“So on this winter morning in the month of February, with the Sun and the Wind Gods as our witness, let us take a pledge. Let us pledge that no matter what life shows us, no matter what it makes us go through in our time here, we will always focus on the light at the end of the tunnel. It is going to be hard for when the dark time comes it is very easy to lose focus and it is for those testing times that this pledge will guide you. Take a pledge that no matter what comes through the door of tomorrow, you will always keep your eyes fixed on the happiness that you deserve, on the difference that you need to make, on the life that you want to live.
Take a pledge that I will embrace life as it happens. If it has to give the good, I will accept with open arms.
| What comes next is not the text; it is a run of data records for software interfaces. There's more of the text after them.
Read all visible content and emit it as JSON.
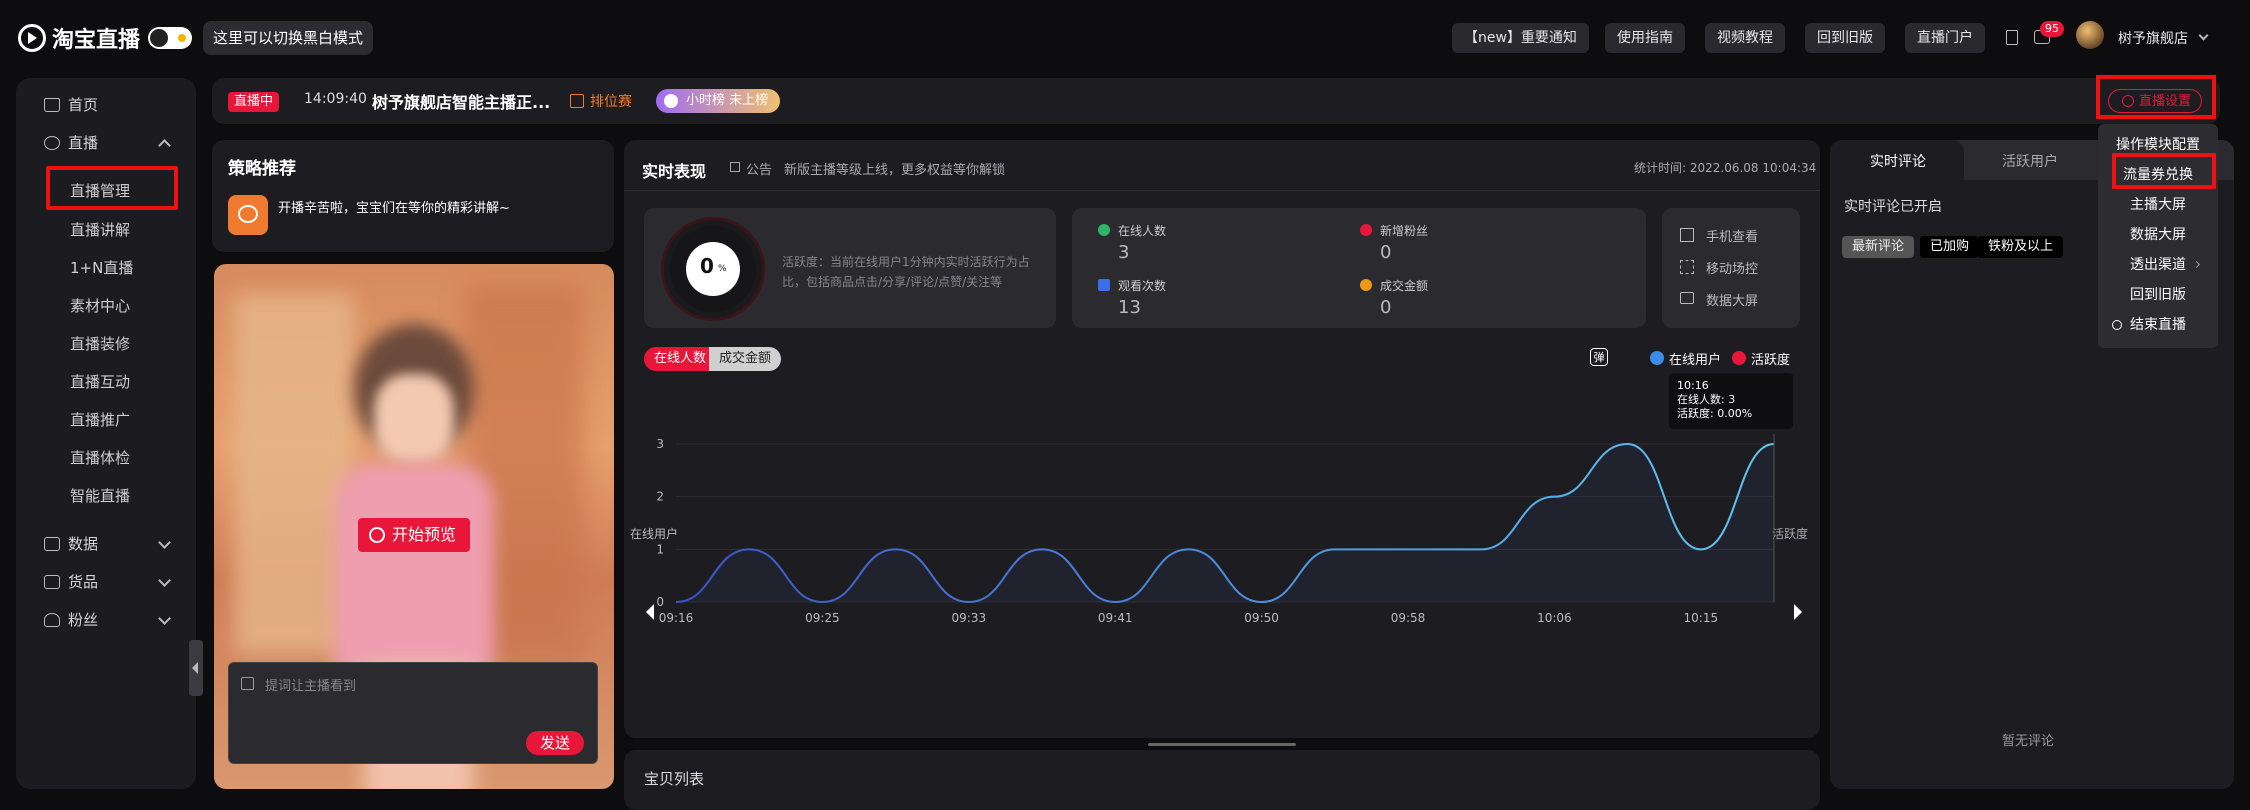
{
  "header": {
    "logo_text": "淘宝直播",
    "mode_hint": "这里可以切换黑白模式",
    "nav": [
      "【new】重要通知",
      "使用指南",
      "视频教程",
      "回到旧版",
      "直播门户"
    ],
    "notification_count": "95",
    "store_name": "树予旗舰店"
  },
  "sidebar": {
    "home": "首页",
    "live": "直播",
    "live_items": [
      "直播管理",
      "直播讲解",
      "1+N直播",
      "素材中心",
      "直播装修",
      "直播互动",
      "直播推广",
      "直播体检",
      "智能直播"
    ],
    "data": "数据",
    "goods": "货品",
    "fans": "粉丝"
  },
  "status_bar": {
    "live_badge": "直播中",
    "time": "14:09:40",
    "title": "树予旗舰店智能主播正...",
    "rank": "排位赛",
    "hour_rank": "小时榜 未上榜",
    "settings": "直播设置"
  },
  "strategy": {
    "title": "策略推荐",
    "tip": "开播辛苦啦，宝宝们在等你的精彩讲解~",
    "preview_button": "开始预览",
    "comment_placeholder": "提词让主播看到",
    "send": "发送"
  },
  "realtime": {
    "title": "实时表现",
    "notice_label": "公告",
    "notice": "新版主播等级上线，更多权益等你解锁",
    "stat_time": "统计时间: 2022.06.08 10:04:34",
    "gauge_value": "0",
    "gauge_unit": "%",
    "activity_desc": "活跃度：当前在线用户1分钟内实时活跃行为占比，包括商品点击/分享/评论/点赞/关注等",
    "metrics": [
      {
        "label": "在线人数",
        "value": "3",
        "color": "#2fb36a"
      },
      {
        "label": "新增粉丝",
        "value": "0",
        "color": "#e8173a"
      },
      {
        "label": "观看次数",
        "value": "13",
        "color": "#3a6ee8"
      },
      {
        "label": "成交金额",
        "value": "0",
        "color": "#e89a17"
      }
    ],
    "shortcuts": [
      "手机查看",
      "移动场控",
      "数据大屏"
    ],
    "tab_online": "在线人数",
    "tab_gmv": "成交金额",
    "danmu": "弹",
    "legend_online": "在线用户",
    "legend_active": "活跃度",
    "y_axis_left": "在线用户",
    "y_axis_right": "活跃度",
    "tooltip": {
      "time": "10:16",
      "online": "在线人数: 3",
      "active": "活跃度: 0.00%"
    }
  },
  "goods_list": {
    "title": "宝贝列表"
  },
  "right_panel": {
    "tabs": [
      "实时评论",
      "活跃用户"
    ],
    "comment_status": "实时评论已开启",
    "filters": [
      "最新评论",
      "已加购",
      "铁粉及以上"
    ],
    "empty": "暂无评论",
    "menu": [
      "操作模块配置",
      "流量券兑换",
      "主播大屏",
      "数据大屏",
      "透出渠道",
      "回到旧版",
      "结束直播"
    ]
  },
  "colors": {
    "accent": "#e8173a",
    "line": "#5ec8f0",
    "panel": "#1d1d21",
    "highlight_box": "#ee1111"
  },
  "chart_data": {
    "type": "line",
    "x": [
      "09:16",
      "09:20",
      "09:25",
      "09:29",
      "09:33",
      "09:37",
      "09:41",
      "09:45",
      "09:50",
      "09:54",
      "09:58",
      "10:02",
      "10:06",
      "10:10",
      "10:15",
      "10:16"
    ],
    "x_ticks": [
      "09:16",
      "09:25",
      "09:33",
      "09:41",
      "09:50",
      "09:58",
      "10:06",
      "10:15"
    ],
    "series": [
      {
        "name": "在线用户",
        "values": [
          0,
          1,
          0,
          1,
          0,
          1,
          0,
          1,
          0,
          1,
          1,
          1,
          2,
          3,
          1,
          3
        ]
      }
    ],
    "y_ticks": [
      "0",
      "1",
      "2",
      "3"
    ],
    "ylabel": "在线用户",
    "ylabel_right": "活跃度",
    "ylim": [
      0,
      3
    ]
  }
}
If it has to give the bad, I give back the hell before it gives me that!” – An inspirational speech on seeing the light at the end of the tunnel.
5. A Short Inspirational Poem
“So stick to the fight when you’re hardest hit.
It’s when things seem worst that you must not quit.” – From the poem ‘Don’t Quit.’
6. Repetition of the Speech’s Main Idea
The best example of such a speech is Martin Luther King’s I have a dream or Barrack Obama’s Yes we can. Here the phrase is repeated over and over again in the middle of the speech and then used once again to end the speech with the exact same words. This creates a wonderful stickiness effect in the minds of the audience.
7. Referring to the Beginning of the Speech
In this method, you as the speaker refer to the beginning of the speech to bring to life the memories of what you introduced at the beginning. This reinforces the message and provides a solution to the problem you introduced in a naturally progressive manner.
For a speech which began with reference to the introverted speaker blacking out as a kid when the children of the neighborhood asked him to play football with them:
“The key to remember is to be ready. Be ready for when the moment comes, you will not black out in front of those children. Instead you have the strength and the courage to say, ‘I want to play football with you. Wanna try me?’”
8. Summarize the Main Points
This method is popularly referred to as 3 part symmetrical speech outline which is,
- Tell them what you are going to tell them
- Tell them
- Tell them what you just told them
That is, you introduce the topic, present the speech and then summarize the key points of what you discussed in the speech.
These are eight of the commonly used tried and tested methods of ending a speech. All you need to do is pick one (or a combination) of them, incorporate in your next speech and start preparing. At the same time feel free to use any other method you find to be better fitting for your speech purpose. Do let me know if you do so, I’d be happy to know!
At the end, all you need to remember is:
- Prepare and rehearse your beginning and conclusion very well. These are the inflection points which make the maximum impact.
- Leave the audience with a smile. Always end the speech on a happy note.
After all you can always end the speech by saying, “I hope you enjoyed my speech and if you did not, I hope you had a good nap.”